However, as Roncevert Ganan Almond argued in The Diplomat two years ago, an ADIZ in the South China Sea would be detrimental to regional stability and “would be misguided as a matter of international law and mistaken as a matter of policy.” Ian Storey opined in 2016 that it would be difficult for China to enforce such a zone because “the facilities on its artificial islands are not yet operational.” Noticeably, the U.S. has repeatedly asserted that it will not recognize an ADIZ in the South China Sea just as it did when China declared an ADIZ in the East China Sea. Japan and Australia also protested at China’s actions. The U.S. sent two B-52 bombers to fly through China’s unilaterally declared ADIZ in November 2013. An ASEAN government source told the author in a private conversation that given latest incidents, “it may be more likely that China would implement this [ADIZ] soon.” Nonetheless, even with advanced missile and radar systems in place, it is doubtful if China will be able to enforce an ADIZ in the South China Sea.
Developments in the South China Sea since June 2018 suggest high level of disagreement among major powers about the free access and use of the maritime area. Western powers are very concerned about the prospect that the South China Sea will de facto turn into ‘Beijing’s lake’. Their reaction will no longer stop at toothless diplomatic protests, but steady operational assertions; not to mention the possibility of joint operations by major powers. That development would create instability in the South China Sea – a scenario that none of the Southeast Asian countries would relish.

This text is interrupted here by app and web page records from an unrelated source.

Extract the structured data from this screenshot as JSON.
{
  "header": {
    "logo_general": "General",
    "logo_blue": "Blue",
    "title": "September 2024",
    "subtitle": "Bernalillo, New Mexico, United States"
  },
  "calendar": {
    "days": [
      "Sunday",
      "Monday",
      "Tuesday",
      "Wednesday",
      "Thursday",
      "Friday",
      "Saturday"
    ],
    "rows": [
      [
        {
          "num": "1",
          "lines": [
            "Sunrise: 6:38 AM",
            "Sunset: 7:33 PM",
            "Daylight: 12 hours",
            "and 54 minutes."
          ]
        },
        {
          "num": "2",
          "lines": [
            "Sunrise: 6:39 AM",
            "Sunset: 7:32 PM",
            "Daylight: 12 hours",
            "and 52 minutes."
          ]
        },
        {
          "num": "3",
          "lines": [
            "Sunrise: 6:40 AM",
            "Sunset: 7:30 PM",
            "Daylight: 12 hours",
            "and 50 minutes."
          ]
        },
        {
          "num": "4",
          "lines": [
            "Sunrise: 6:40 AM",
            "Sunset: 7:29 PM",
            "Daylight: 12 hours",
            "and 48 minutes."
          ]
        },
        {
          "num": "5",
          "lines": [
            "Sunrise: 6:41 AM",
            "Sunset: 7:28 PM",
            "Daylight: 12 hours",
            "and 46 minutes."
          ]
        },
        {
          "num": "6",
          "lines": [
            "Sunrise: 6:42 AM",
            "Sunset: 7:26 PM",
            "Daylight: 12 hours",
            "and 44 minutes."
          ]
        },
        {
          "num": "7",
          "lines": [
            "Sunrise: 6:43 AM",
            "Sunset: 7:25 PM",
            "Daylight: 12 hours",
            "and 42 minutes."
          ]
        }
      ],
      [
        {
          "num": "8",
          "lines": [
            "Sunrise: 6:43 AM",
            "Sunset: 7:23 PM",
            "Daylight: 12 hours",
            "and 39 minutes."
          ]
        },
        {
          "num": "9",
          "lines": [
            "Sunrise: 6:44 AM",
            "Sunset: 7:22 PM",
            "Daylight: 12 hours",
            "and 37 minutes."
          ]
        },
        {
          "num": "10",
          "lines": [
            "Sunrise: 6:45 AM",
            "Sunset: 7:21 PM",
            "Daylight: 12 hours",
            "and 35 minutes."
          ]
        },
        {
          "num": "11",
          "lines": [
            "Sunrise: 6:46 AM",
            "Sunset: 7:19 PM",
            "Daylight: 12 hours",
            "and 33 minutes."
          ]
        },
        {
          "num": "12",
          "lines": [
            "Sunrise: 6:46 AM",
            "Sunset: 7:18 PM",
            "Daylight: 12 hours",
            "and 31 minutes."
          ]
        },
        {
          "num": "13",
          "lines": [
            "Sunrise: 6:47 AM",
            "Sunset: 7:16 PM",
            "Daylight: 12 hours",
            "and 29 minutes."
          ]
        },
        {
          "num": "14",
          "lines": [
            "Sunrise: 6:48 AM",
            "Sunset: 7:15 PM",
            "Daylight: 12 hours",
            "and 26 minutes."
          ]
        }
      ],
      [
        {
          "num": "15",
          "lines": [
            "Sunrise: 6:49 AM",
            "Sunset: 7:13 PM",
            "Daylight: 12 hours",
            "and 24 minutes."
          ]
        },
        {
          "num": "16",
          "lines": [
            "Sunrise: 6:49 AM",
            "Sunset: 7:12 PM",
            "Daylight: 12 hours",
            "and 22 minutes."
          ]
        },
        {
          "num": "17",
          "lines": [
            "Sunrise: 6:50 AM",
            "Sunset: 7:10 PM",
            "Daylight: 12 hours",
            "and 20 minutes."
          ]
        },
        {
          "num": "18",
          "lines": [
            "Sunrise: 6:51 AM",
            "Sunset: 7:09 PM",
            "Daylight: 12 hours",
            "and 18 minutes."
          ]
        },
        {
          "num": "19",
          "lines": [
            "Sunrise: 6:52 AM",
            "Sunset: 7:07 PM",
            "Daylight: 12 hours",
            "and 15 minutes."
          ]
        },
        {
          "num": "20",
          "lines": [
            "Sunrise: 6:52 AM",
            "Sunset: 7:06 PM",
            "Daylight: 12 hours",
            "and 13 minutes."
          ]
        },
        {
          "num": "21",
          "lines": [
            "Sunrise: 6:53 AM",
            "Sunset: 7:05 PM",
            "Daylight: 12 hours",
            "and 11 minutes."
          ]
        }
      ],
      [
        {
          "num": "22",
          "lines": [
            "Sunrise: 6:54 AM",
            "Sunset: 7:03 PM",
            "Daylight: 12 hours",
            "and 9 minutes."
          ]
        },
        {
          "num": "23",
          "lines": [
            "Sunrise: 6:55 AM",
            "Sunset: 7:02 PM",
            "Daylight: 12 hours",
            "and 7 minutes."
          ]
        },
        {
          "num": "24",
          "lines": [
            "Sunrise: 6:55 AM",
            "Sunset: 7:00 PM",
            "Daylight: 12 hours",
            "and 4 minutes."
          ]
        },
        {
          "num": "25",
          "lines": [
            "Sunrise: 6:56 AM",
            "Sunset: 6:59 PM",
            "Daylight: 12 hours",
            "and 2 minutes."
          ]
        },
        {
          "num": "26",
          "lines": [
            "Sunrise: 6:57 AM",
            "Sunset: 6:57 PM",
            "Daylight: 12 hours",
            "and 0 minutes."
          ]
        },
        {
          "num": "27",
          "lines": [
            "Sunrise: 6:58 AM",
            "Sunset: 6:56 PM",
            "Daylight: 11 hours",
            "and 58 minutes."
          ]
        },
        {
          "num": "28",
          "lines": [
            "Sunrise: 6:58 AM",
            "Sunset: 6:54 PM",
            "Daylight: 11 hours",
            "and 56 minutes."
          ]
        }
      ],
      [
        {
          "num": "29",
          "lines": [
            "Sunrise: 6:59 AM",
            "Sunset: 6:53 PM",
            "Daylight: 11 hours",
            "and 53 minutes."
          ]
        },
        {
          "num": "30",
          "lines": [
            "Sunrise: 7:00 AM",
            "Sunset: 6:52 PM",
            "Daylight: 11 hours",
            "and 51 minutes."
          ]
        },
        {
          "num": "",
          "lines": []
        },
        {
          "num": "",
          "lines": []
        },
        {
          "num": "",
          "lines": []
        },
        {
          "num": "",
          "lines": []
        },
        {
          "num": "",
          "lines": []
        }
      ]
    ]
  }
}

An open, stable and peaceful South China Sea is conducive to ASEAN’s dream for economic prosperity. ASEAN states should carefully observe major powers’ dynamics from now until major powers come to terms with each other about acceptable behavior in the South China Sea. It is perhaps one of the most critical moments for ASEAN to prove its central role in regional security issues. Maintaining ASEAN centrality in the South China Sea issue would mean that it keeps facilitating communications among major powers as it has successfully functioned in the last few decades. An important tasking is to come up with a prudent formula for the advent of the new Indo-Pacific geostrategic concept. Indonesia’s push for ASEAN’s joint stance on the Indo-Pacific should be a welcome move as it demonstrates Indonesia’s natural leadership in the Association. Nonetheless, such a formula making should be proceeded with the utmost caution. Because, as Thayer cautions, tensions in the South China Sea will further grow if Trump himself endorses the remarks made recently by Pence.
China, the United States, and other powers should keep cool heads to deal with disagreements in the South China Sea. China deserves an enhanced role in world politics, given its economic and military might after decades of accumulation. However, its influence should not come at the expense of legitimate rights of others as ingrained in international law for a long time. International reputation matters even if one does not attach great importance to it. On the other hand, it is imperative for the Trump Administration to formulate and then introduce an effective strategy in the South China Sea to shape the behavior of all parties in line with international maritime law. Finally, as Christopher Roberts, director of the National Asian Studies Centre in Australia, has argued, advocates of the rules-based order need to “act together” in order to achieve their aspired outcomes in the South China Sea.
Tuan Anh Luc is a PhD Candidate in the School of Humanities and Social Sciences at the University of New South Wales, Canberra (UNSW Canberra).